● YOUR TASK: Find every line below where the string "number" shows up, and copy those lines.

(Data records for software interfaces)
· · · ·
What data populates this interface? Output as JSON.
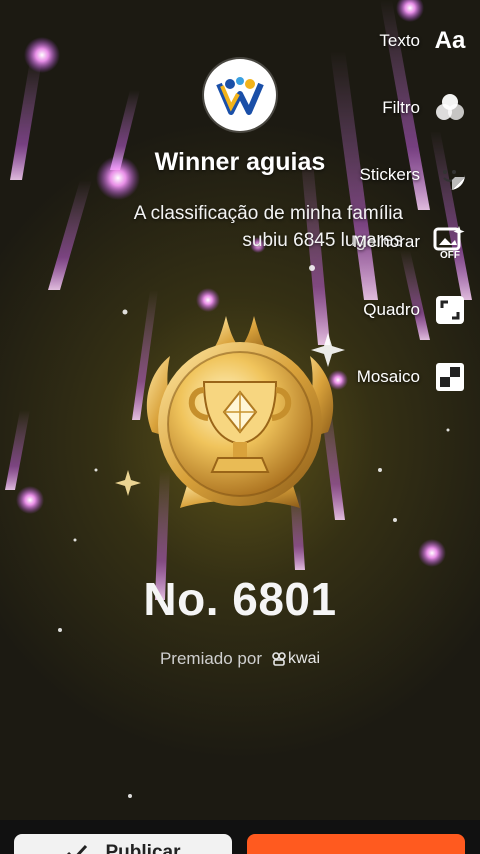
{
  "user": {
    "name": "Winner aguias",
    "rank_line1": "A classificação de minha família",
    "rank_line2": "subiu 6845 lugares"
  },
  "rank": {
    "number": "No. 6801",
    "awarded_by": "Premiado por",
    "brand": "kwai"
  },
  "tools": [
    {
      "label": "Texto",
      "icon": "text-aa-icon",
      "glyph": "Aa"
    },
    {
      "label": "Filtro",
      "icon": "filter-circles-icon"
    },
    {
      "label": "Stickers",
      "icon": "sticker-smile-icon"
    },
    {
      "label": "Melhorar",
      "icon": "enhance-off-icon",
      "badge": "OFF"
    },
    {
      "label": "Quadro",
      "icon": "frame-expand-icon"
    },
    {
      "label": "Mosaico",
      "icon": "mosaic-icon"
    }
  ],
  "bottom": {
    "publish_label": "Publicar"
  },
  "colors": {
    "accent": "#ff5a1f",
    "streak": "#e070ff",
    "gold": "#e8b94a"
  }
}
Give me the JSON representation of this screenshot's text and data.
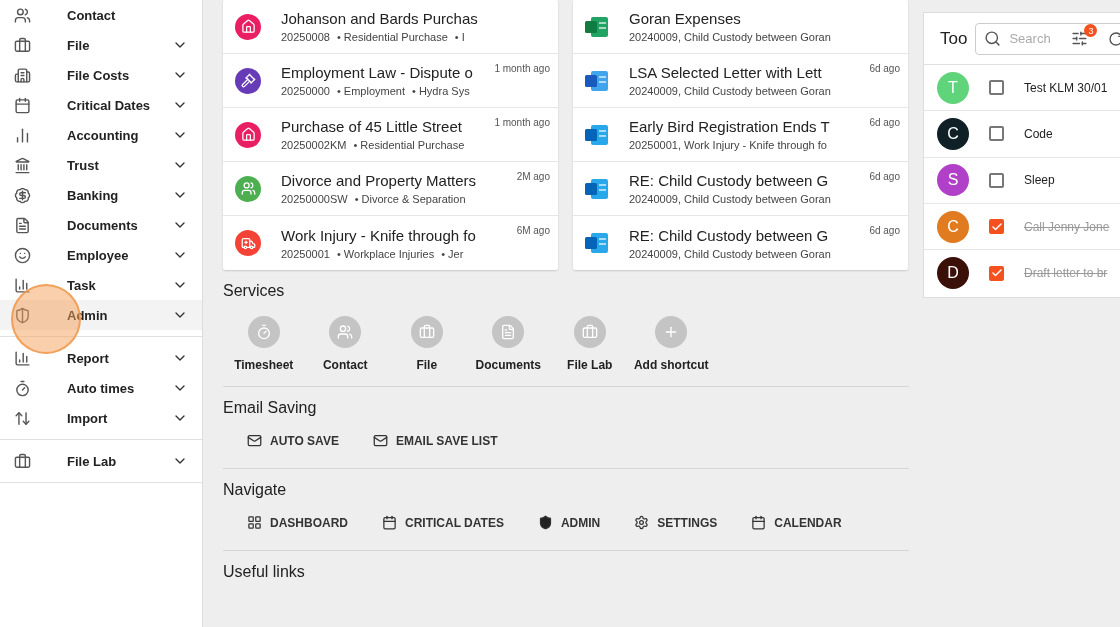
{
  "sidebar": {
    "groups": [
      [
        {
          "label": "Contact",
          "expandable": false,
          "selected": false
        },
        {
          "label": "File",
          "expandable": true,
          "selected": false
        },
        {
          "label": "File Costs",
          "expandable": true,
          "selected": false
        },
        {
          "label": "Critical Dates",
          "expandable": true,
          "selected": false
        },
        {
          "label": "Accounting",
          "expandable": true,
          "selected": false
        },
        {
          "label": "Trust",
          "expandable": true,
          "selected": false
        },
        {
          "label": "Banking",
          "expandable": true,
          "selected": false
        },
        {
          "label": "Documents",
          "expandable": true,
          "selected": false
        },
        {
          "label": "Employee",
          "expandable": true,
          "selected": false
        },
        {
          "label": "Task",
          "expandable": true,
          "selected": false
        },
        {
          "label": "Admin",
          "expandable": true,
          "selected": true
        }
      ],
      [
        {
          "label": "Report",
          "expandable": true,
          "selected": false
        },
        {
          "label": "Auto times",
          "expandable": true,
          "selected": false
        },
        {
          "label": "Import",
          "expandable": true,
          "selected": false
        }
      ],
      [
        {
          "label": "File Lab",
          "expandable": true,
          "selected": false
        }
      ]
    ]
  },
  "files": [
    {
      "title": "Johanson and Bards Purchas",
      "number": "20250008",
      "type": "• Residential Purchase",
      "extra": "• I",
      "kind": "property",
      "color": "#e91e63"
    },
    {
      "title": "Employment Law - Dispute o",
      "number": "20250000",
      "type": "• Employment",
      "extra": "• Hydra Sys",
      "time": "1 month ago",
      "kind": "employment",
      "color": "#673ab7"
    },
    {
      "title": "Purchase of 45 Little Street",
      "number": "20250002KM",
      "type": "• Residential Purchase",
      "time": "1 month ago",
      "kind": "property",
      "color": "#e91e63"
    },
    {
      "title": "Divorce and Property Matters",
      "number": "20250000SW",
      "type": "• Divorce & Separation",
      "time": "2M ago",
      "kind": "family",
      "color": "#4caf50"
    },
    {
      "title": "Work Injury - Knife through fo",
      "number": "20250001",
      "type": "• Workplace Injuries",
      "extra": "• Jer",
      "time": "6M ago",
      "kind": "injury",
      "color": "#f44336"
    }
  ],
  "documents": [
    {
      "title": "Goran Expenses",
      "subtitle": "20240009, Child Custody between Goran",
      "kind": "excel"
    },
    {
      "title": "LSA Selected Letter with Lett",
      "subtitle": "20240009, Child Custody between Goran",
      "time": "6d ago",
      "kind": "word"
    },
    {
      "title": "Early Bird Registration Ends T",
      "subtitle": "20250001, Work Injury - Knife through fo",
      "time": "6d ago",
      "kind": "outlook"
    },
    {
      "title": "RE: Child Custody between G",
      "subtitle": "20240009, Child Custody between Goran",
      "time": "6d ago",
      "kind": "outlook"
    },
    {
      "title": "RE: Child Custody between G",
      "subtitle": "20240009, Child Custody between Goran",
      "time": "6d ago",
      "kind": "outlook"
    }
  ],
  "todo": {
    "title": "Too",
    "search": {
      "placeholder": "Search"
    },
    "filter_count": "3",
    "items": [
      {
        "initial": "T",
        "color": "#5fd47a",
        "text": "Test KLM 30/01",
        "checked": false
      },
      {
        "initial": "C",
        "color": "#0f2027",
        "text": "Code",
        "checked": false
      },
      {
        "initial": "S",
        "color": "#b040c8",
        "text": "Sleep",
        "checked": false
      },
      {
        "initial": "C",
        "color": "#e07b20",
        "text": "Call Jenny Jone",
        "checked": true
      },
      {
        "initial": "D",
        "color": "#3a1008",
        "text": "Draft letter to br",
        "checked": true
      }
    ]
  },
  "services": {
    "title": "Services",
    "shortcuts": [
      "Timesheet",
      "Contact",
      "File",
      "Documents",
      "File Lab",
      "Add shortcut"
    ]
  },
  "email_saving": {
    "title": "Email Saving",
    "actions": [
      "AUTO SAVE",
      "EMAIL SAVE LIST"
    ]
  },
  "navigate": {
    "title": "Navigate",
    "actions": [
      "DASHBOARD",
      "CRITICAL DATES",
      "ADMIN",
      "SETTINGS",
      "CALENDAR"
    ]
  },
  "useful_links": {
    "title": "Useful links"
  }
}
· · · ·
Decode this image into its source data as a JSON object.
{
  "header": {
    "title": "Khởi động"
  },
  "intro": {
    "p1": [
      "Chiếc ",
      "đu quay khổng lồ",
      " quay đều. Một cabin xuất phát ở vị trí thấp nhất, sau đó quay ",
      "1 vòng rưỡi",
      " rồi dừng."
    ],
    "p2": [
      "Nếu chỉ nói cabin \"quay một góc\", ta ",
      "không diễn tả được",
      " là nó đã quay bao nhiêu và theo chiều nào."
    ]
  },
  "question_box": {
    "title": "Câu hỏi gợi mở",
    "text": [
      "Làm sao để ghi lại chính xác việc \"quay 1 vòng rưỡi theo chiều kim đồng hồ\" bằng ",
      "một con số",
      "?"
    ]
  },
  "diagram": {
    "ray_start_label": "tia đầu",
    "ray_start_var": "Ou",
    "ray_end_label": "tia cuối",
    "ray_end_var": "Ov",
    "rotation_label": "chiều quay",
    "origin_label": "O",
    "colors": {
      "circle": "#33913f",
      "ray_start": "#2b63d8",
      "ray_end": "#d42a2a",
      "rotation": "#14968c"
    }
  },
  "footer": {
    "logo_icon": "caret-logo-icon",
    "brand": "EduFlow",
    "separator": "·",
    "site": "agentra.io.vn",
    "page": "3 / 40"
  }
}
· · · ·
● TASK ANSWER:
    "number": "No. 6801",
      "number": "20250008",
      "number": "20250000",
      "number": "20250002KM",
      "number": "20250000SW",
      "number": "20250001",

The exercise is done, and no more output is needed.